By Mark Bern
Tyco (NYSE:TYC) isn’t the glamour stock it once was. The image was destroyed by one CEO (D. K.) and even though his replacement has done much to restore the company’s credibility, the luster may be gone forever. Growth has slowed but become more stable since the financial crisis of 2008-09. Rumors are swirling about a takeover bid but the price is still moving with the market. There just doesn’t seem to be much that can help poor Tyco to differentiate itself from the pack. Honestly, as the company is currently configured, I don’t see anything very exciting either. But let’s take a closer look at the company’s latest plan to unlock shareholder value.
Tyco management has decided that the company would be better off if split into three separate companies, each focusing on it end market customers and its own line of products and services. There may be some truth to that, but there is something else in this scenario that me thinks smells of greater opportunity.
The company, as it is currently formed may be just too big for an acquisition or, more likely, it may not be that appealing as a whole to any one suitor. Therefore, I suspect that the better value that could be realized for shareholders comes after the split into three separate companies. Each new company will be a leader in its respective industry. Each will pay a dividend and be well capitalized, financially stable, and maintain an investment grade credit rating. What once was not so appealing to any one potential buyer may look more appetizing to three different potential buyers. Herein lays the hidden value: once split up, each company will be able to consider the best path to enhancing shareholder value. That may work out differently for each business. If one or more of the three companies finds that acquisitive potential buyers are willing to pay a significant premium to the market price, that management may seek competition from multiple bidders and find they can achieve an immediate increase of value to its shareholders of 40 percent or more. I suspect that this is the likely outcome and I also suspect that the current management knows it. They may not be able to sell the combined company for the full value that they believe shareholders can receive so why not split it up and get the premiums on those parts that buyers really crave?
It will be interesting to see which of the three companies the current top execs migrate to when the split occurs. I am guessing, but I’d be willing to wager that company will go to the auction block first and that those managers in charge of it will be getting outsized severance packages. Those in the know always seem to end up in the right place at the right time.
So, where is the opportunity in all this for the lowly retail investor? I am considering buying Tyco once regulators have given their approval and the final vote is scheduled for shareholders. I want to own the stock before the break up, watch where the top executives of the parent end up, and buy more of that company(s) after the split and wait for the offers to come. The key officers that I’ll be watching are the CEO, the CFO, and the COO all of whom should be privy to the detailed intentions of the split and the potential end results. I will follow the CEO first since that is where the real money should show up, in my humble opinion. I would expect the deals to start showing up sometime after the first six months of the split, but the possible wait for action may take as much as 18 months.

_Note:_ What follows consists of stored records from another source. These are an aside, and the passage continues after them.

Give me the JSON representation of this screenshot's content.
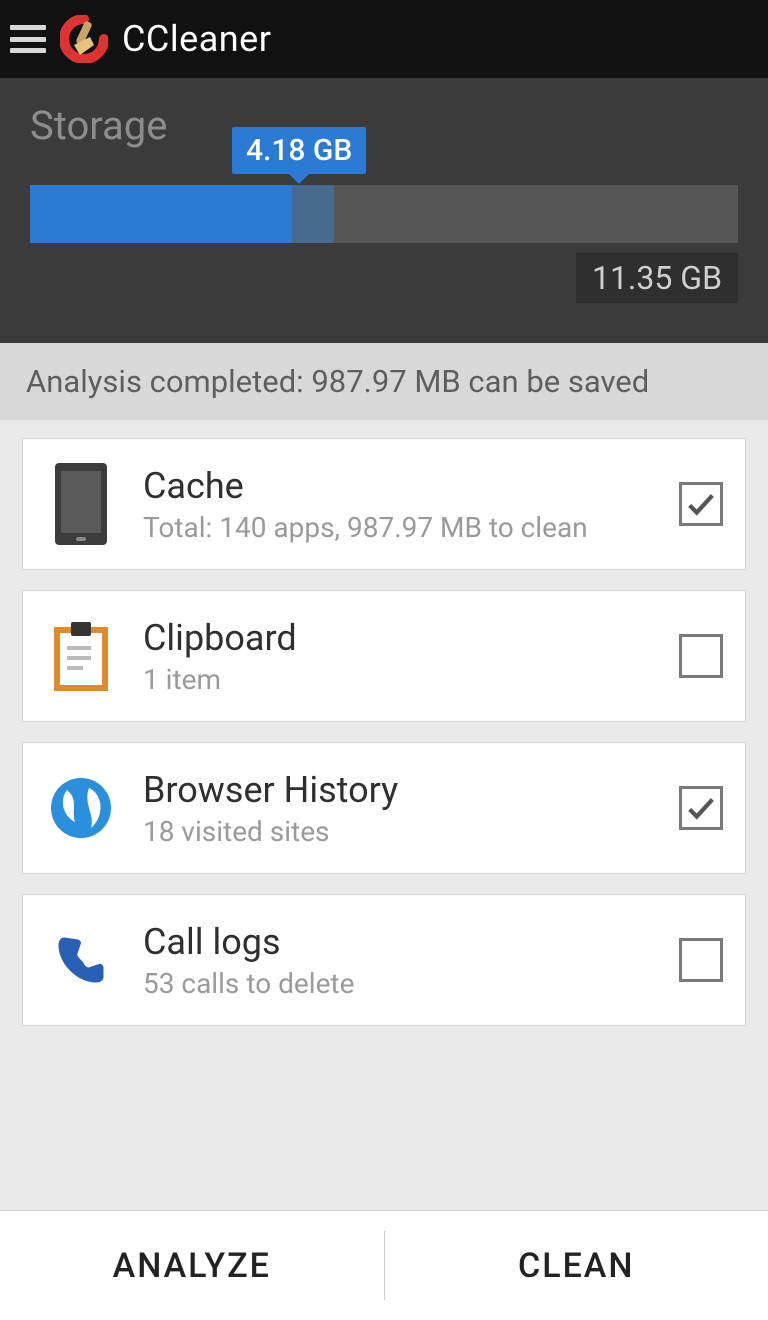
{
  "header": {
    "app_title": "CCleaner"
  },
  "storage": {
    "label": "Storage",
    "used_label": "4.18 GB",
    "total_label": "11.35 GB",
    "used_percent": 37,
    "extra_percent": 6
  },
  "status": {
    "text": "Analysis completed: 987.97 MB can be saved"
  },
  "items": [
    {
      "title": "Cache",
      "subtitle": "Total: 140 apps, 987.97 MB to clean",
      "checked": true,
      "icon": "phone-icon"
    },
    {
      "title": "Clipboard",
      "subtitle": "1 item",
      "checked": false,
      "icon": "clipboard-icon"
    },
    {
      "title": "Browser History",
      "subtitle": "18 visited sites",
      "checked": true,
      "icon": "globe-icon"
    },
    {
      "title": "Call logs",
      "subtitle": "53 calls to delete",
      "checked": false,
      "icon": "phone-call-icon"
    }
  ],
  "footer": {
    "analyze": "ANALYZE",
    "clean": "CLEAN"
  }
}
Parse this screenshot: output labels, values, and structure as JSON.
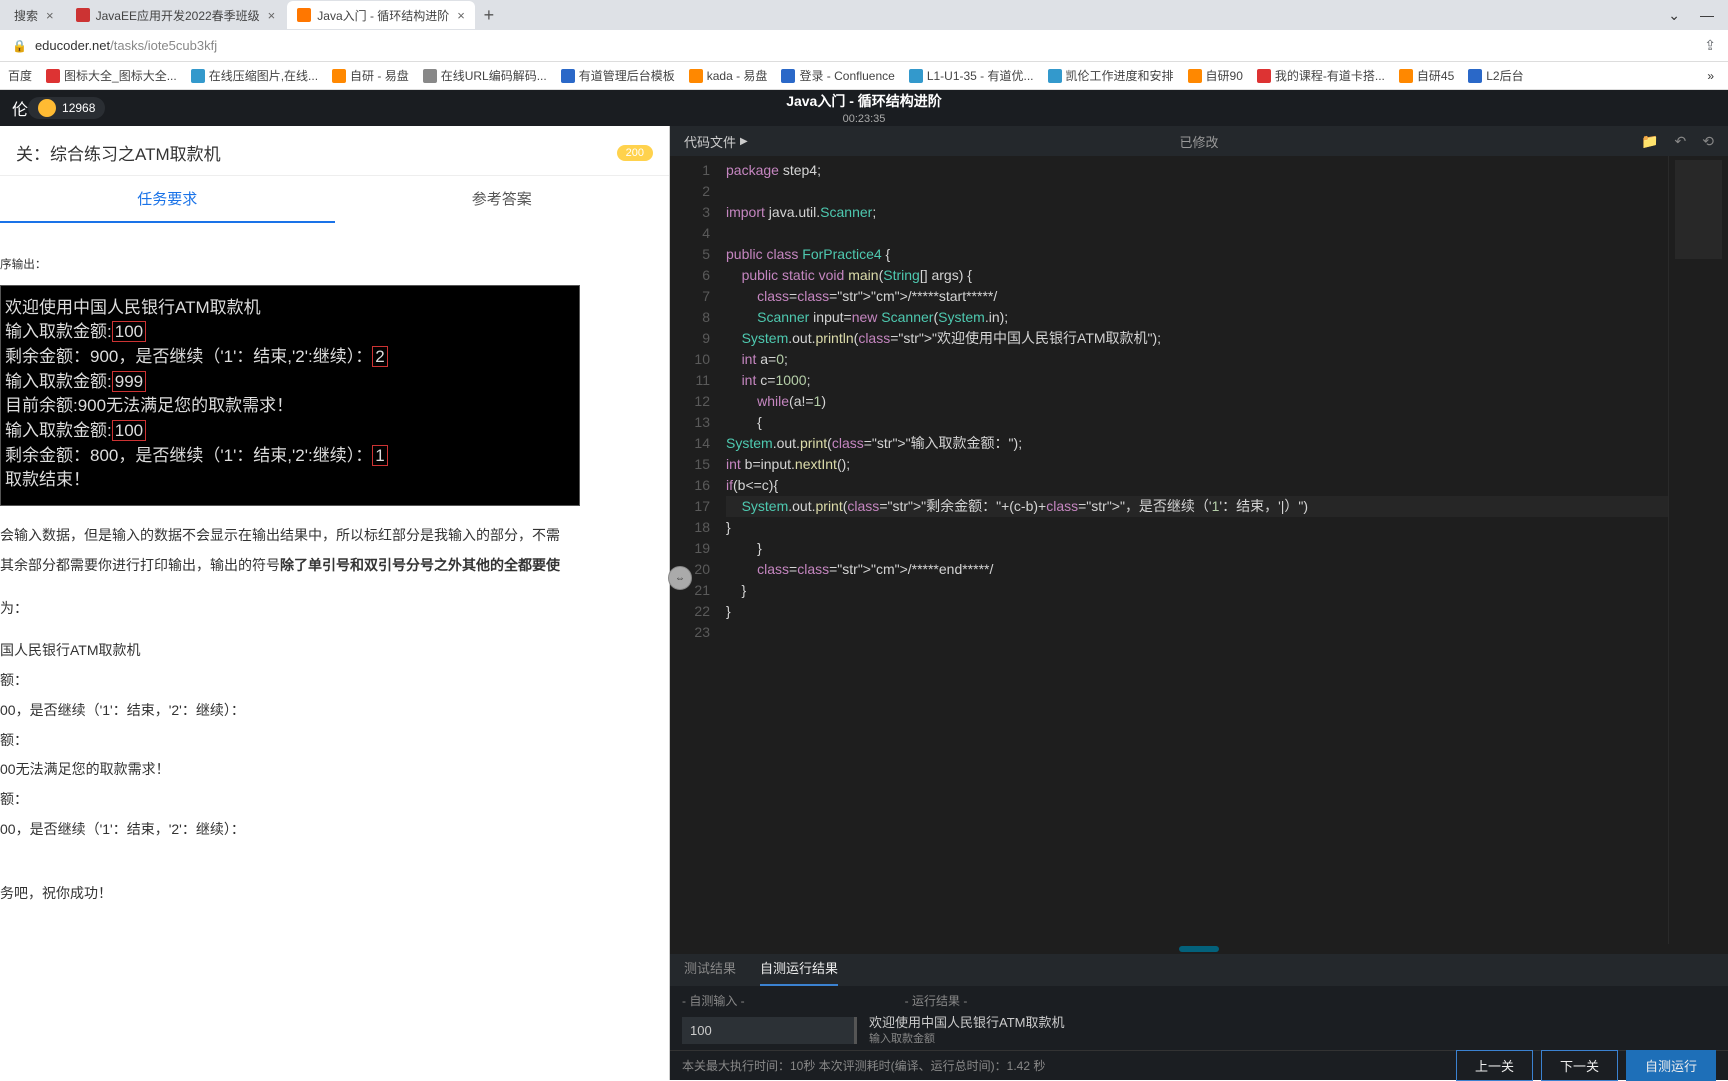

If nothing has shown up by then I would reconsider the holdings based upon the merits of continuing operations without the buyout opportunity.
Of course, I may have it all wrong and an investor may just end up with the three separate companies that pay the same dividend of about 2.2 percent and growth appreciation prospects of the current two to five percent per year. Not great, but it may be worth accepting for the potential reward just in case. That is the question each investor must determine for themselves.
Disclosure: I have no positions in any stocks mentioned, and no plans to initiate any positions within the next 72 hours.